[[ DATA SECTION open ]]
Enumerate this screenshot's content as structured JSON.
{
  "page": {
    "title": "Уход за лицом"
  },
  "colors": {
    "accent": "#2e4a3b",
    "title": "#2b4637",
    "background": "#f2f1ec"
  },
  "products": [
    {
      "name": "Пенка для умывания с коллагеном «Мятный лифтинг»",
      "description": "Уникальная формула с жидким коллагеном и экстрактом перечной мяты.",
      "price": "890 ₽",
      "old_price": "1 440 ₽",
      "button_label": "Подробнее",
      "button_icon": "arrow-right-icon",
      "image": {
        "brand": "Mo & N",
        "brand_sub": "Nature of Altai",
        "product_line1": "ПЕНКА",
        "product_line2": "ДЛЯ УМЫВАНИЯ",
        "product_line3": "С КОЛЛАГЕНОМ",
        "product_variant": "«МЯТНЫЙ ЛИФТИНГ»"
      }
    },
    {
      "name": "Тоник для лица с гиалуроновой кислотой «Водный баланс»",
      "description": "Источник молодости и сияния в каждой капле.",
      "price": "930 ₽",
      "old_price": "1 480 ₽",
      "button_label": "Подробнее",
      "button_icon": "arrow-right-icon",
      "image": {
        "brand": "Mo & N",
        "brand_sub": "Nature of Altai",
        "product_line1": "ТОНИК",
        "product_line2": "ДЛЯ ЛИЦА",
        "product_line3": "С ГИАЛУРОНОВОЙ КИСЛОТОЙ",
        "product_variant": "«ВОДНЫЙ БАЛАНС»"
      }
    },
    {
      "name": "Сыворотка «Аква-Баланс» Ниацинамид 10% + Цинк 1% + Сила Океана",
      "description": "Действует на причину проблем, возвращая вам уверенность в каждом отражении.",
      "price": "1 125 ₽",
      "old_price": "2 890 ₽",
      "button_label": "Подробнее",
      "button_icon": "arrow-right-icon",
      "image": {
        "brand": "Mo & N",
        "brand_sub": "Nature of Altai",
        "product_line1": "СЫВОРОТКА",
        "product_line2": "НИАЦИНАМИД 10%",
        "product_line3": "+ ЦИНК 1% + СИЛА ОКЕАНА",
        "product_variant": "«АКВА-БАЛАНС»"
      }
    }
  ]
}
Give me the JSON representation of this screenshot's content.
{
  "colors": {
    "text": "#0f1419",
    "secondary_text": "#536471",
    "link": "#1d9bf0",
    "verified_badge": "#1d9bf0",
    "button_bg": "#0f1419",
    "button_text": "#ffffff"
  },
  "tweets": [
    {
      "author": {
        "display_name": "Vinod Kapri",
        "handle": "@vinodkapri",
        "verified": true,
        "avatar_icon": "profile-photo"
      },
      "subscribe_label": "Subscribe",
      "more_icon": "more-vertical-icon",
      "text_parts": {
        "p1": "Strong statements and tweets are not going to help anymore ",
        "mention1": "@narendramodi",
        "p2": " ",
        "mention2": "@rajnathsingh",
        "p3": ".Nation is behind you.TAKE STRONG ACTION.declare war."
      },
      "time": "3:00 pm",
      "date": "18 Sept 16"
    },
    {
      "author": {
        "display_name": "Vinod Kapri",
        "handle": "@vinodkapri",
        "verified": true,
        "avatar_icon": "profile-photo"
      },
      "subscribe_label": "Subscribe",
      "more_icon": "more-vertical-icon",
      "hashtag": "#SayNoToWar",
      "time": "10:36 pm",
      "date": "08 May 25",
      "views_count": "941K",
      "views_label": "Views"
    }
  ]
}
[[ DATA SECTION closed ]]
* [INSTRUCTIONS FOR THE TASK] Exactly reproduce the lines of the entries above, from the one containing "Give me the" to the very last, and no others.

* [TASK SOLUTION]
Give me the JSON representation of this screenshot's content.
{
  "colors": {
    "text": "#0f1419",
    "secondary_text": "#536471",
    "link": "#1d9bf0",
    "verified_badge": "#1d9bf0",
    "button_bg": "#0f1419",
    "button_text": "#ffffff"
  },
  "tweets": [
    {
      "author": {
        "display_name": "Vinod Kapri",
        "handle": "@vinodkapri",
        "verified": true,
        "avatar_icon": "profile-photo"
      },
      "subscribe_label": "Subscribe",
      "more_icon": "more-vertical-icon",
      "text_parts": {
        "p1": "Strong statements and tweets are not going to help anymore ",
        "mention1": "@narendramodi",
        "p2": " ",
        "mention2": "@rajnathsingh",
        "p3": ".Nation is behind you.TAKE STRONG ACTION.declare war."
      },
      "time": "3:00 pm",
      "date": "18 Sept 16"
    },
    {
      "author": {
        "display_name": "Vinod Kapri",
        "handle": "@vinodkapri",
        "verified": true,
        "avatar_icon": "profile-photo"
      },
      "subscribe_label": "Subscribe",
      "more_icon": "more-vertical-icon",
      "hashtag": "#SayNoToWar",
      "time": "10:36 pm",
      "date": "08 May 25",
      "views_count": "941K",
      "views_label": "Views"
    }
  ]
}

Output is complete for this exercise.